At the same time, her campaign sent uncommitted superdelegates a letter with polling data showing how she could compete better than Obama in the fall. They pointed to her wins in states like Ohio and West Virginia along with her strong showings among older women, Hispanics and rural voters.
While Clinton has toned down her attacks on Obama in recent weeks, she has implied that if he becomes the nominee, the Democrats could lose in November.
To read more and contribute to the Cafferty File discussion click here
(CNN) – Hillary Clinton has hinted that she is prepared to take her fight to fully seat Florida and Michigan all the way to the party's convention in late August, but House Speaker Nancy Pelosi says that's not going to happen.
In an interview with her hometown newspaper, the San Francisco Chronicle, the California Democrat said she is prepared to "step in" if the presidential race does not resolve itself by the end of next month.
"I will step in," Pelosi told the paper. "Because we cannot take this fight to the convention…It must be over before then."
Pelosi, who will serve as chair of the convention, has largely stayed on the sidelines during her party's prolonged primary race. But the House Speaker has said Democratic superdelegates should not overturn the pledged delegate winner, and has warned of irreparable harm if they do so. Barack Obama officially won the majority of pledged delegates in last Tuesday's primary contests, though it's been clear for several weeks Clinton could not overtake him in that category.
Pelosi also indicated she opposes the Clinton campaign's desire that both Florida and Michigan's delegations be fully seated at the convention. The party stripped both states of their entire delegations last year after they moved their presidential primaries ahead in the nominating calendar.
Pelosi said she agreed the two states should be seated in some way, but said only "in a way that is not destructive to any sense of order in the party."
"If you have no order and no discipline in terms of party rules, people will be having their primary in the year before the presidential election," she said. "So there has to be some penalty."
The Democratic National Committee's Rules and Bylaws Committee meets Saturday in Washington to consider exactly how to seat both states. It's likely the committee will vote to meet the rule-breaking states halfway - a move that will help Clinton close the delegate gap with Obama but not overtake him.
(CNN) – Puerto Rican pop star Ricky Martin said Thursday that he will shake his bon-bon for Hillary Clinton in the race for the Democratic nomination.
“Whether fighting for better education, universal health care and social well-being, as First Lady and Senator from New York - representing millions of Latinos –she has always fought for what is most important for our families," Martin said.
Clinton said she was honored to earn the Grammy Award winner’s support.
“He is a very important voice in the Latino community and together we will work to improve the lives of families and children across the country,” Clinton said in a statement.
Puerto Rican voters head to the polls Sunday.
(CNN) - Hillary Clinton is hitting the television airwaves in Montana, five days before that state holds one of the primary season's last two contests.

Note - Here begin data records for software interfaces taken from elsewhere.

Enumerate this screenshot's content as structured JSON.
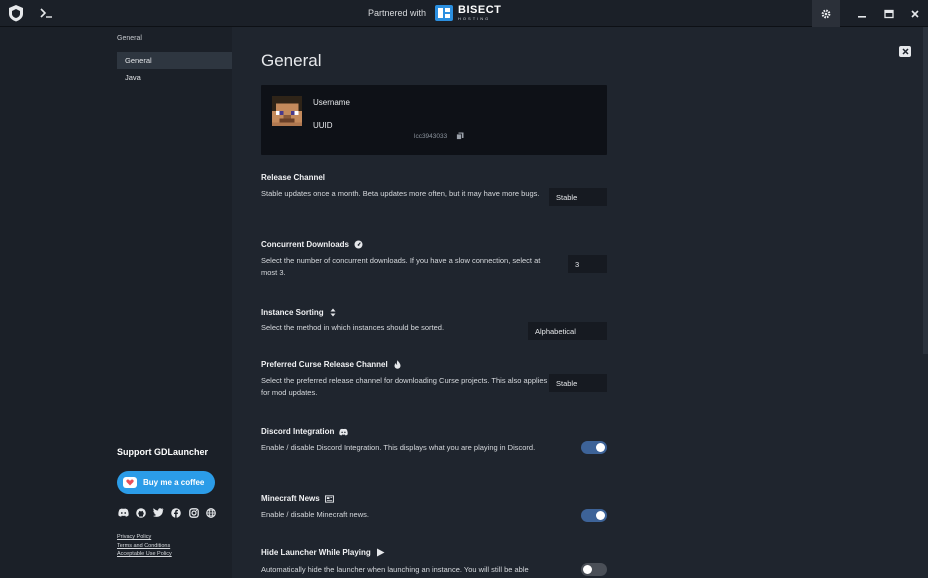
{
  "titlebar": {
    "partnered_with": "Partnered with",
    "partner_name": "BISECT",
    "partner_sub": "HOSTING",
    "icons": [
      "gdlauncher-logo-icon",
      "terminal-icon",
      "gear-icon",
      "minimize-icon",
      "maximize-icon",
      "close-icon"
    ]
  },
  "sidebar": {
    "heading": "General",
    "items": [
      {
        "label": "General",
        "active": true
      },
      {
        "label": "Java",
        "active": false
      }
    ],
    "support_title": "Support GDLauncher",
    "coffee_button": "Buy me a coffee",
    "socials": [
      "discord-icon",
      "github-icon",
      "twitter-icon",
      "facebook-icon",
      "instagram-icon",
      "globe-icon"
    ],
    "legal": [
      "Privacy Policy",
      "Terms and Conditions",
      "Acceptable Use Policy"
    ]
  },
  "main": {
    "title": "General",
    "account": {
      "username_label": "Username",
      "uuid_label": "UUID",
      "uuid_value": "lcc3943033"
    },
    "settings": [
      {
        "title": "Release Channel",
        "desc": "Stable updates once a month. Beta updates more often, but it may have more bugs.",
        "control": "select",
        "value": "Stable",
        "icon": ""
      },
      {
        "title": "Concurrent Downloads",
        "desc": "Select the number of concurrent downloads. If you have a slow connection, select at most 3.",
        "control": "select",
        "value": "3",
        "icon": "gauge-icon"
      },
      {
        "title": "Instance Sorting",
        "desc": "Select the method in which instances should be sorted.",
        "control": "select",
        "value": "Alphabetical",
        "icon": "sort-icon"
      },
      {
        "title": "Preferred Curse Release Channel",
        "desc": "Select the preferred release channel for downloading Curse projects. This also applies for mod updates.",
        "control": "select",
        "value": "Stable",
        "icon": "fire-icon"
      },
      {
        "title": "Discord Integration",
        "desc": "Enable / disable Discord Integration. This displays what you are playing in Discord.",
        "control": "toggle",
        "on": true,
        "icon": "discord-icon"
      },
      {
        "title": "Minecraft News",
        "desc": "Enable / disable Minecraft news.",
        "control": "toggle",
        "on": true,
        "icon": "newspaper-icon"
      },
      {
        "title": "Hide Launcher While Playing",
        "desc": "Automatically hide the launcher when launching an instance. You will still be able",
        "control": "toggle",
        "on": false,
        "icon": "play-icon"
      }
    ]
  },
  "colors": {
    "accent": "#2b9ce8",
    "toggle_on": "#3d6398",
    "panel": "#1f252e",
    "sidebar": "#1b2028"
  }
}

The 30-second ad, called "Only One," is a largely positive spot that promotes the New York senator's plan to tackle the special interests in Washington.
"She's the only one in this campaign who voted against the Bush energy bill against six billion dollars to the oil companies, the only one taking on the insurance companies to guarantee health coverage for every American and she's the one who'll end fifty five billion dollars in giveaways to corporate special interests and cut taxes for the middle class instead," the ad's narrator states.
The American Leadership Project, a pro-Clinton independent group also launched an ad in the state earlier this week.
Montana and South Dakota hold the final two Democratic primaries next Tuesday. Barack Obama is widely viewed to have an advantage in both states.